(What is being asked): All of the data should be copied exactly, with the pictures left out.

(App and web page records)
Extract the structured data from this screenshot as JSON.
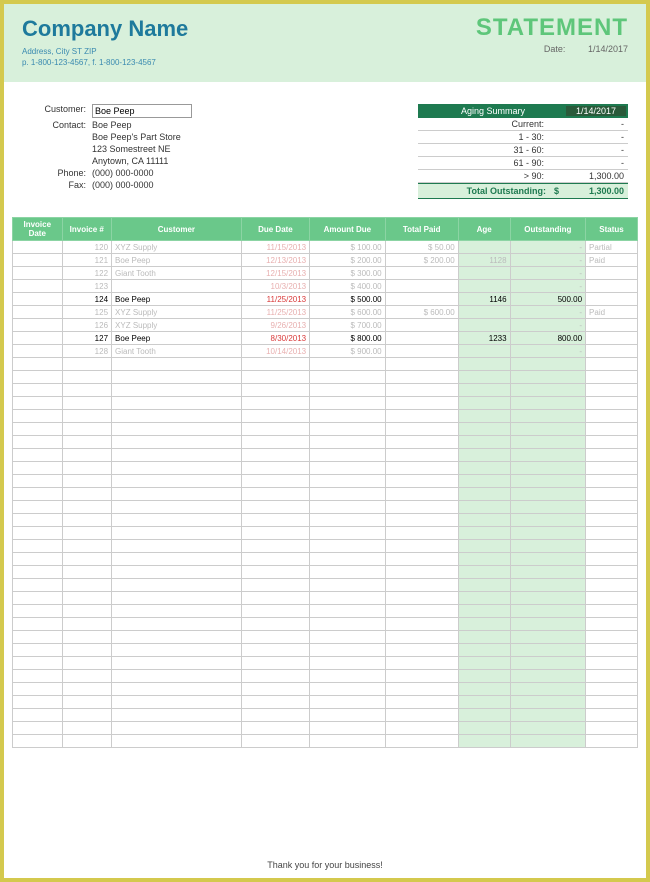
{
  "header": {
    "company_name": "Company Name",
    "address": "Address, City ST ZIP",
    "phones": "p. 1-800-123-4567, f. 1-800-123-4567",
    "statement_title": "STATEMENT",
    "date_label": "Date:",
    "date_value": "1/14/2017"
  },
  "customer": {
    "label_customer": "Customer:",
    "name": "Boe Peep",
    "label_contact": "Contact:",
    "contact": "Boe Peep",
    "store": "Boe Peep's Part Store",
    "street": "123 Somestreet NE",
    "citystate": "Anytown, CA 11111",
    "label_phone": "Phone:",
    "phone": "(000) 000-0000",
    "label_fax": "Fax:",
    "fax": "(000) 000-0000"
  },
  "aging": {
    "title": "Aging Summary",
    "date": "1/14/2017",
    "rows": [
      {
        "label": "Current:",
        "value": "-"
      },
      {
        "label": "1 - 30:",
        "value": "-"
      },
      {
        "label": "31 - 60:",
        "value": "-"
      },
      {
        "label": "61 - 90:",
        "value": "-"
      },
      {
        "label": "> 90:",
        "value": "1,300.00"
      }
    ],
    "total_label": "Total Outstanding:",
    "total_currency": "$",
    "total_value": "1,300.00"
  },
  "table": {
    "headers": [
      "Invoice Date",
      "Invoice #",
      "Customer",
      "Due Date",
      "Amount Due",
      "Total Paid",
      "Age",
      "Outstanding",
      "Status"
    ],
    "rows": [
      {
        "active": false,
        "inv": "120",
        "cust": "XYZ Supply",
        "due": "11/15/2013",
        "amt": "$      100.00",
        "paid": "$       50.00",
        "age": "",
        "out": "-",
        "stat": "Partial"
      },
      {
        "active": false,
        "inv": "121",
        "cust": "Boe Peep",
        "due": "12/13/2013",
        "amt": "$      200.00",
        "paid": "$     200.00",
        "age": "1128",
        "out": "-",
        "stat": "Paid"
      },
      {
        "active": false,
        "inv": "122",
        "cust": "Giant Tooth",
        "due": "12/15/2013",
        "amt": "$      300.00",
        "paid": "",
        "age": "",
        "out": "-",
        "stat": ""
      },
      {
        "active": false,
        "inv": "123",
        "cust": "",
        "due": "10/3/2013",
        "amt": "$      400.00",
        "paid": "",
        "age": "",
        "out": "-",
        "stat": ""
      },
      {
        "active": true,
        "inv": "124",
        "cust": "Boe Peep",
        "due": "11/25/2013",
        "amt": "$      500.00",
        "paid": "",
        "age": "1146",
        "out": "500.00",
        "stat": ""
      },
      {
        "active": false,
        "inv": "125",
        "cust": "XYZ Supply",
        "due": "11/25/2013",
        "amt": "$      600.00",
        "paid": "$     600.00",
        "age": "",
        "out": "-",
        "stat": "Paid"
      },
      {
        "active": false,
        "inv": "126",
        "cust": "XYZ Supply",
        "due": "9/26/2013",
        "amt": "$      700.00",
        "paid": "",
        "age": "",
        "out": "-",
        "stat": ""
      },
      {
        "active": true,
        "inv": "127",
        "cust": "Boe Peep",
        "due": "8/30/2013",
        "amt": "$      800.00",
        "paid": "",
        "age": "1233",
        "out": "800.00",
        "stat": ""
      },
      {
        "active": false,
        "inv": "128",
        "cust": "Giant Tooth",
        "due": "10/14/2013",
        "amt": "$      900.00",
        "paid": "",
        "age": "",
        "out": "-",
        "stat": ""
      }
    ],
    "empty_rows": 30
  },
  "footer": "Thank you for your business!"
}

(Solution to this problem):
Extract the structured data from this screenshot as JSON.
{
  "header": {
    "company_name": "Company Name",
    "address": "Address, City ST ZIP",
    "phones": "p. 1-800-123-4567, f. 1-800-123-4567",
    "statement_title": "STATEMENT",
    "date_label": "Date:",
    "date_value": "1/14/2017"
  },
  "customer": {
    "label_customer": "Customer:",
    "name": "Boe Peep",
    "label_contact": "Contact:",
    "contact": "Boe Peep",
    "store": "Boe Peep's Part Store",
    "street": "123 Somestreet NE",
    "citystate": "Anytown, CA 11111",
    "label_phone": "Phone:",
    "phone": "(000) 000-0000",
    "label_fax": "Fax:",
    "fax": "(000) 000-0000"
  },
  "aging": {
    "title": "Aging Summary",
    "date": "1/14/2017",
    "rows": [
      {
        "label": "Current:",
        "value": "-"
      },
      {
        "label": "1 - 30:",
        "value": "-"
      },
      {
        "label": "31 - 60:",
        "value": "-"
      },
      {
        "label": "61 - 90:",
        "value": "-"
      },
      {
        "label": "> 90:",
        "value": "1,300.00"
      }
    ],
    "total_label": "Total Outstanding:",
    "total_currency": "$",
    "total_value": "1,300.00"
  },
  "table": {
    "headers": [
      "Invoice Date",
      "Invoice #",
      "Customer",
      "Due Date",
      "Amount Due",
      "Total Paid",
      "Age",
      "Outstanding",
      "Status"
    ],
    "rows": [
      {
        "active": false,
        "inv": "120",
        "cust": "XYZ Supply",
        "due": "11/15/2013",
        "amt": "$      100.00",
        "paid": "$       50.00",
        "age": "",
        "out": "-",
        "stat": "Partial"
      },
      {
        "active": false,
        "inv": "121",
        "cust": "Boe Peep",
        "due": "12/13/2013",
        "amt": "$      200.00",
        "paid": "$     200.00",
        "age": "1128",
        "out": "-",
        "stat": "Paid"
      },
      {
        "active": false,
        "inv": "122",
        "cust": "Giant Tooth",
        "due": "12/15/2013",
        "amt": "$      300.00",
        "paid": "",
        "age": "",
        "out": "-",
        "stat": ""
      },
      {
        "active": false,
        "inv": "123",
        "cust": "",
        "due": "10/3/2013",
        "amt": "$      400.00",
        "paid": "",
        "age": "",
        "out": "-",
        "stat": ""
      },
      {
        "active": true,
        "inv": "124",
        "cust": "Boe Peep",
        "due": "11/25/2013",
        "amt": "$      500.00",
        "paid": "",
        "age": "1146",
        "out": "500.00",
        "stat": ""
      },
      {
        "active": false,
        "inv": "125",
        "cust": "XYZ Supply",
        "due": "11/25/2013",
        "amt": "$      600.00",
        "paid": "$     600.00",
        "age": "",
        "out": "-",
        "stat": "Paid"
      },
      {
        "active": false,
        "inv": "126",
        "cust": "XYZ Supply",
        "due": "9/26/2013",
        "amt": "$      700.00",
        "paid": "",
        "age": "",
        "out": "-",
        "stat": ""
      },
      {
        "active": true,
        "inv": "127",
        "cust": "Boe Peep",
        "due": "8/30/2013",
        "amt": "$      800.00",
        "paid": "",
        "age": "1233",
        "out": "800.00",
        "stat": ""
      },
      {
        "active": false,
        "inv": "128",
        "cust": "Giant Tooth",
        "due": "10/14/2013",
        "amt": "$      900.00",
        "paid": "",
        "age": "",
        "out": "-",
        "stat": ""
      }
    ],
    "empty_rows": 30
  },
  "footer": "Thank you for your business!"
}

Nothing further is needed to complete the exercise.